1. Executive summary
Dollo Ado district hosts Somali refugees in five refugee camps of Melkadida; Bokolmanyo, Melkadida, Kobe, Hilaweyn and Buramino. The first camp, Bokolmanyo was opened in Oct 2009 and followed Melkadida in 2010. In 2011, there was a major influx as a result of insecurity in Somalia, resulting in the establishment of Kobe, Hilaweyn, and Buramino camps in June 2011, August 2011 and November 2012 respectively. Refugees continue to arrive in small numbers since 2011. Currently, the total population is 217,494 with 21,010 under-five children as of 31 March 2018 (source: UNHCR ProGres).

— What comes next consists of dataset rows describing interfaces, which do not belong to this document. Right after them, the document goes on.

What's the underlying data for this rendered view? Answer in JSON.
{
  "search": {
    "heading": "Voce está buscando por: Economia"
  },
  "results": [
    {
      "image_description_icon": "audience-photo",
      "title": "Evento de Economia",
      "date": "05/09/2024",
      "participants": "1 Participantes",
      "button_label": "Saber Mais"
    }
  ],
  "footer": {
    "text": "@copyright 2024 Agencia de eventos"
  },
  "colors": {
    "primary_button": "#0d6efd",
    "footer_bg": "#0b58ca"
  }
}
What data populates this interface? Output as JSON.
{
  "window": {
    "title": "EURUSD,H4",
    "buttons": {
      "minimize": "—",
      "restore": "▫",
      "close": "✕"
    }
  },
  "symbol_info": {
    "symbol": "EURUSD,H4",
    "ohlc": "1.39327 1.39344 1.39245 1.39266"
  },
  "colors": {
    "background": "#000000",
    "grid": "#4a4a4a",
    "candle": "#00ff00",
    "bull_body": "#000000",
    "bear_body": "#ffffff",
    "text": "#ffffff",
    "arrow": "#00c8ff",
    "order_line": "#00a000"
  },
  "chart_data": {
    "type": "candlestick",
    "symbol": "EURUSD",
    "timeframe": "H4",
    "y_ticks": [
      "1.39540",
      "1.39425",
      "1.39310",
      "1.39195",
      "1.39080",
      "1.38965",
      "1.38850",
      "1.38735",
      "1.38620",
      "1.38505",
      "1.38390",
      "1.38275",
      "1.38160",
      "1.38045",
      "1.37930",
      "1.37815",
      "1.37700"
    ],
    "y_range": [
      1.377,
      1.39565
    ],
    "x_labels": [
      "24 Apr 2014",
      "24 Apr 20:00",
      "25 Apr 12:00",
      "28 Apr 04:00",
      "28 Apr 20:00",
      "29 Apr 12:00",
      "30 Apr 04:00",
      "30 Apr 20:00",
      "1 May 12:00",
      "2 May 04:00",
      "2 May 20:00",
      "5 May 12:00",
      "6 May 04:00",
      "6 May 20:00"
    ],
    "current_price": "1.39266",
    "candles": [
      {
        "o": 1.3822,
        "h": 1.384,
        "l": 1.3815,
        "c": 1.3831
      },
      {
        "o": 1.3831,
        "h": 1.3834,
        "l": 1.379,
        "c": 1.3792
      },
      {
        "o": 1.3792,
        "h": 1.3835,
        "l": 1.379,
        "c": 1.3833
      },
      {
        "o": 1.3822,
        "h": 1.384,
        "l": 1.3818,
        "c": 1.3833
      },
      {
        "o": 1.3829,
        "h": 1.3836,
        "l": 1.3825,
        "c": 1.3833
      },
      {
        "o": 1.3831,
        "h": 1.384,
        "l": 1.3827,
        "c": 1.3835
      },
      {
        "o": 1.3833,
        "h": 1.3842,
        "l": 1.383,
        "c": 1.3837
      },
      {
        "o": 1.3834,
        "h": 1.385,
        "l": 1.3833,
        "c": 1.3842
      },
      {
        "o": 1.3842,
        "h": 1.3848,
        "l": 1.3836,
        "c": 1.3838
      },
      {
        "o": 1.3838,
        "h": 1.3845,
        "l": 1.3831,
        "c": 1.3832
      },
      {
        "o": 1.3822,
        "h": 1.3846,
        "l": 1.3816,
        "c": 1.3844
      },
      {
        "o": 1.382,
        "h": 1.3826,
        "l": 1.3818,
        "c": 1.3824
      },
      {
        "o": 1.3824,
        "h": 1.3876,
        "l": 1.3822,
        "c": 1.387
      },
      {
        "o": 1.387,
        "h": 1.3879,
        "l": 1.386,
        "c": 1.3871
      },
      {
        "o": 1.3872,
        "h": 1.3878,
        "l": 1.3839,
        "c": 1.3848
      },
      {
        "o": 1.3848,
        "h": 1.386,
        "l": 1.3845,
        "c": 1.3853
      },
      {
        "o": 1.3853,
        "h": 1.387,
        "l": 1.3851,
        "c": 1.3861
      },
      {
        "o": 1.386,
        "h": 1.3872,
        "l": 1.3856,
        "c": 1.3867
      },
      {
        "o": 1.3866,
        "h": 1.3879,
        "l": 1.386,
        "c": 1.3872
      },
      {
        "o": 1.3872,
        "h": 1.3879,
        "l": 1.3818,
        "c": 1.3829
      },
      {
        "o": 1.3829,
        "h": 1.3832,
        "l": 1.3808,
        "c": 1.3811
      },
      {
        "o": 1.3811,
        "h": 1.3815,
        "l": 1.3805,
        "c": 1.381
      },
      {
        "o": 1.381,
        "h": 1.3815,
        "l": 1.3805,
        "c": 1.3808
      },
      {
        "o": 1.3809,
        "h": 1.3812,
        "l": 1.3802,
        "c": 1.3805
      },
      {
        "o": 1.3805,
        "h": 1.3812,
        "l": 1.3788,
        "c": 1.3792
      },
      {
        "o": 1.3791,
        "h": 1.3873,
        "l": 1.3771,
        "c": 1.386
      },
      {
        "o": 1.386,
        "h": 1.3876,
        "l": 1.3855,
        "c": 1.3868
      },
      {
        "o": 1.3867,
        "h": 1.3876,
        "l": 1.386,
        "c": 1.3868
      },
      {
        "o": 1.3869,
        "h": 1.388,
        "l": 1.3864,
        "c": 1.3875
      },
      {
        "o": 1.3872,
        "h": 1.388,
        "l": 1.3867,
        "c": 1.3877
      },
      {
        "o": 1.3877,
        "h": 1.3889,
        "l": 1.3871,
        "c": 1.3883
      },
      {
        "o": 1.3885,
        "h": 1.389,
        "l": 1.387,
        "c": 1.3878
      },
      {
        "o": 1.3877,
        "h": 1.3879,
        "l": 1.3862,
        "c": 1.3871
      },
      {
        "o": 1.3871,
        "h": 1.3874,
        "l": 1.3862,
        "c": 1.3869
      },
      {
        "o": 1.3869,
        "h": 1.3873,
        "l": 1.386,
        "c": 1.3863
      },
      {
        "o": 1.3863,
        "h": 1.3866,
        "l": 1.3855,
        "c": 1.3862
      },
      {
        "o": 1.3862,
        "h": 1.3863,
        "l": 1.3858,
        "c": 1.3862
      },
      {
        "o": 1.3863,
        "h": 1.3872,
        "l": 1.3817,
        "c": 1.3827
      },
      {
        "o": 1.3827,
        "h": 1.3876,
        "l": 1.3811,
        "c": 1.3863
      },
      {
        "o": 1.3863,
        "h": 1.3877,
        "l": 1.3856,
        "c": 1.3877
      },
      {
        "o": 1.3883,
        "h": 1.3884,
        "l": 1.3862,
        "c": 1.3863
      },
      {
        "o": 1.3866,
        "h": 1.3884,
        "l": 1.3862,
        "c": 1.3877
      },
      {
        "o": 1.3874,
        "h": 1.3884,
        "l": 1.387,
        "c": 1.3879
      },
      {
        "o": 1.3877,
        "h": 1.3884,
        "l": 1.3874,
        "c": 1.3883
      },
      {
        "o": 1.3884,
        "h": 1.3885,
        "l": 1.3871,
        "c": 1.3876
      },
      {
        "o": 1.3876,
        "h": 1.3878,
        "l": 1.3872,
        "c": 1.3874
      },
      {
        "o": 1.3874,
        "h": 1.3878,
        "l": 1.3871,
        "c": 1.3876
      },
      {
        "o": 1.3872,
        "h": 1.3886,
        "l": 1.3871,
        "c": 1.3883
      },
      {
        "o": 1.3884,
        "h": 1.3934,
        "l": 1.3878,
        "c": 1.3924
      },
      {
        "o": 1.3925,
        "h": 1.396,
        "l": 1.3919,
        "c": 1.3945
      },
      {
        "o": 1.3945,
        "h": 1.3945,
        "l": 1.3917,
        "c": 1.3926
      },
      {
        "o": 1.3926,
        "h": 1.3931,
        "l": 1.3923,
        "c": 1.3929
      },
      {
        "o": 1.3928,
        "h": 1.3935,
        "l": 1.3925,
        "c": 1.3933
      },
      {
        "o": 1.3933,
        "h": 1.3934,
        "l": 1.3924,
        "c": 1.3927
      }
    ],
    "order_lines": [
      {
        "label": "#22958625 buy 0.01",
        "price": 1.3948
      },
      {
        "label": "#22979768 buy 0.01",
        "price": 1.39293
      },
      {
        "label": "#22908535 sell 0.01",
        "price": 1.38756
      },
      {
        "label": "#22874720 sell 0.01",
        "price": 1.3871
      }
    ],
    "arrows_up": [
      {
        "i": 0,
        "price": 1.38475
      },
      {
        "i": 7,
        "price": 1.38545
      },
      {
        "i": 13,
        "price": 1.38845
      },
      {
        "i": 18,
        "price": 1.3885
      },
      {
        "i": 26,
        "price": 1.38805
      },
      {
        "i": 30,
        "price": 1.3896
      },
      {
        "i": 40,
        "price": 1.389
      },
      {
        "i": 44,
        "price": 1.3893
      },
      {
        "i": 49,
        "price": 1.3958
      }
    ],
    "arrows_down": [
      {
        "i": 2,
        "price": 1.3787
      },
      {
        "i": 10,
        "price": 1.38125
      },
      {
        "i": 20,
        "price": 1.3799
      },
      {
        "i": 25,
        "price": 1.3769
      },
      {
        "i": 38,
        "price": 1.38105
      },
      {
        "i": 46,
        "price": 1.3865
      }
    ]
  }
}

A joint UNHCR, WFP, ARRA, IMC and Humedica Standardized Expanded Nutrition Survey (SENS) was carried out in the five Somali refugee’s camps in Melkadida/Dollo Ado refugee camps from 20th March to 24th April 2018, with the main objective to assess the general health and nutrition status of refugees, and formulate workable recommendations for appropriate nutritional and public health interventions.
Electronic questionnaires uploaded in the pre-installed Open Data Kit apps in smartphones were administered to heads of households and data quality checks were routinely performed at the end of each data collection day. Paper questionnaires were used for mortality data collection. Data analysis was done in ENA for SMART version of 9th July 2015 and Epi-info version 3.5.4 of 30th July 2012.
The prevalence of global acute malnutrition (GAM) in all refugee camps has remained above the UNHCR acceptable level (10.0%) while the trends are shows impressive improvements in the nutritional status over the past two years. The weighted prevalence of GAM reduced from 22.4% in 2016 to 14.1% in 2017, and 12.4% in 2018. Prevalence of severe acute malnutrition (SAM) also shows a reducing trend from 4.8% in 2016 to 2.7% in 2017, and 2.4% in 2018.
Anaemia prevalence has remained above 40% among children aged 6-59 months (prevalence of anaemia >40% indicates a high public health significance as per WHO classification). Weighted prevalence of anaemia has been and remains high; 46.6% in 2016, 44.9% in 2017 and 48.8% in 2018, which indicates increasing trend in 2018 a possibly worsening situation.